FIVE MINUTES WITH PANDIT JASRAJ
Age and class were on display in Pandit Jasraj’s suite last Sunday: the Nadal-Federer Australian Open final. Jasraj has been a wildly popular star since before Federer was born, and is the oldest of the living greats of Hindustani classical music. He turned 87 on January 28, and, remarkably, is still performing close to his prime. He spoke of his life in music. Highlights:
On being in excellent voice at 87
Music is yoga. It focuses the mind inward. That gives strength.
On what he listens to
Everything playing anywhere: filmi music, qawwali, bhajan. No conscious choice, except when friends insist. Listen in quantity, quality follows.
On praise from fans versus the admiration of peers
Audiences praise with feeling, musicians with understanding. I remember an old man in a dirty dhoti, trampling his way to the front row, and appreciating the way I filled in a missed sam (principal beat). Or a little girl in a mandir I was singing in, scolding me for not suiting my music to the time of day.

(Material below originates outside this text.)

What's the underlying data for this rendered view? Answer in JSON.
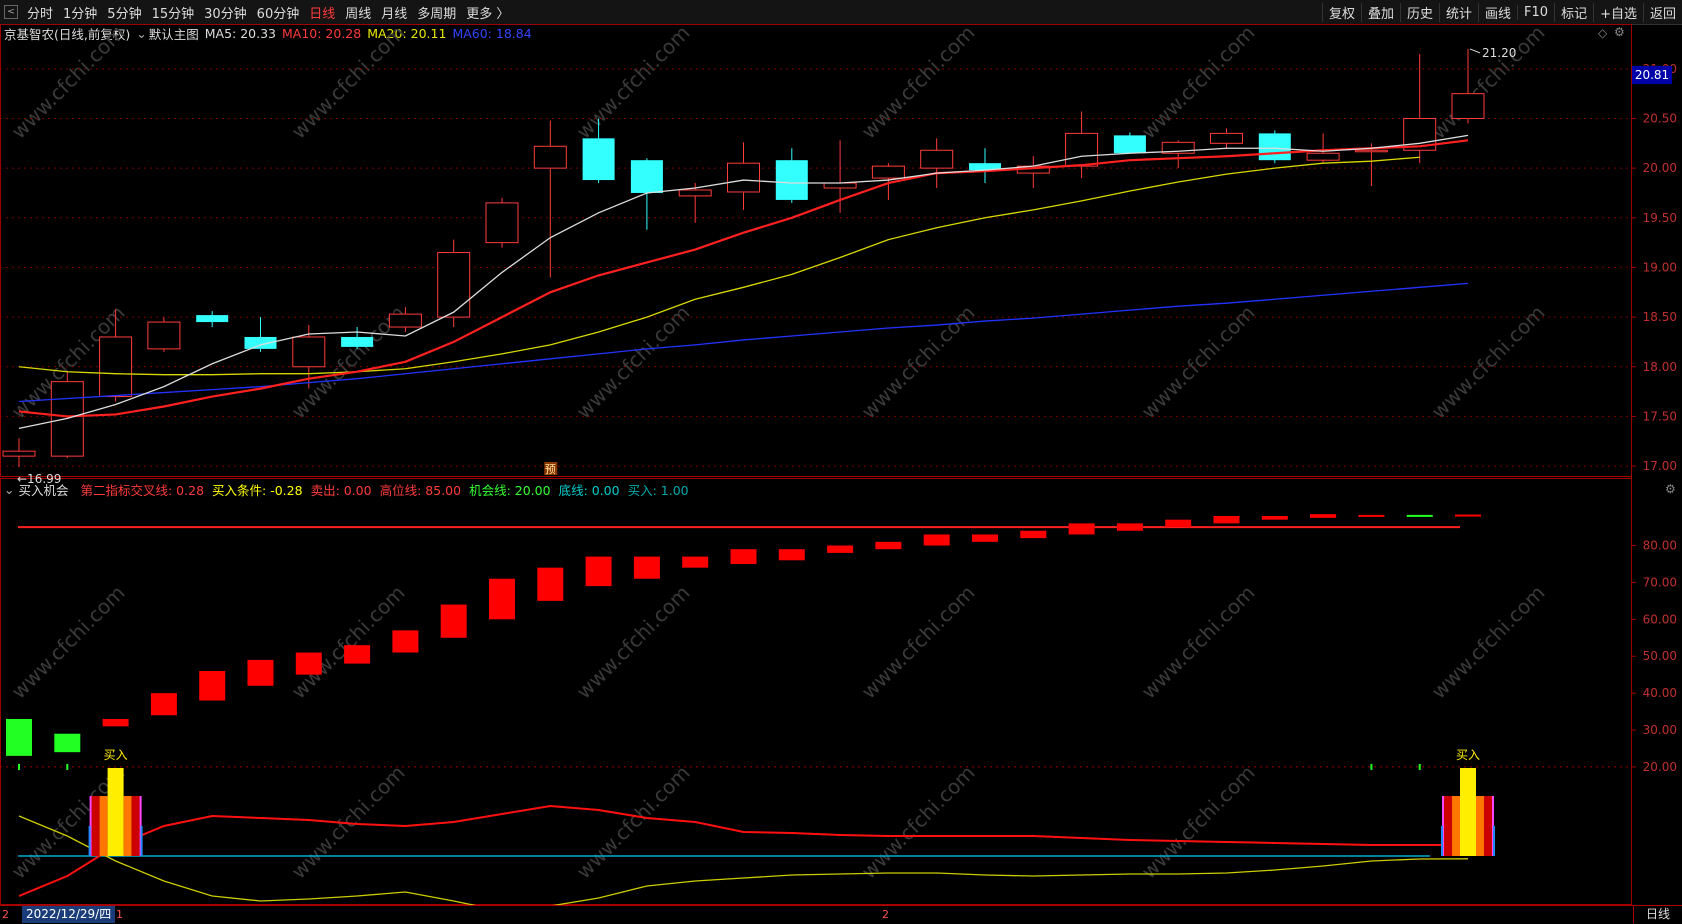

On spirituality and his style
Everyone is spiritual when they listen to music, even an atheist [points at me].
On developing individuality
A phrase which haunts and obsesses you; with time, it becomes yours. Anyway, if you are proud of your gharana and people want to listen to you what else matters?
For the record
Jasraj and daughter Durga support Nadal, who lost. Federer was “lucky”.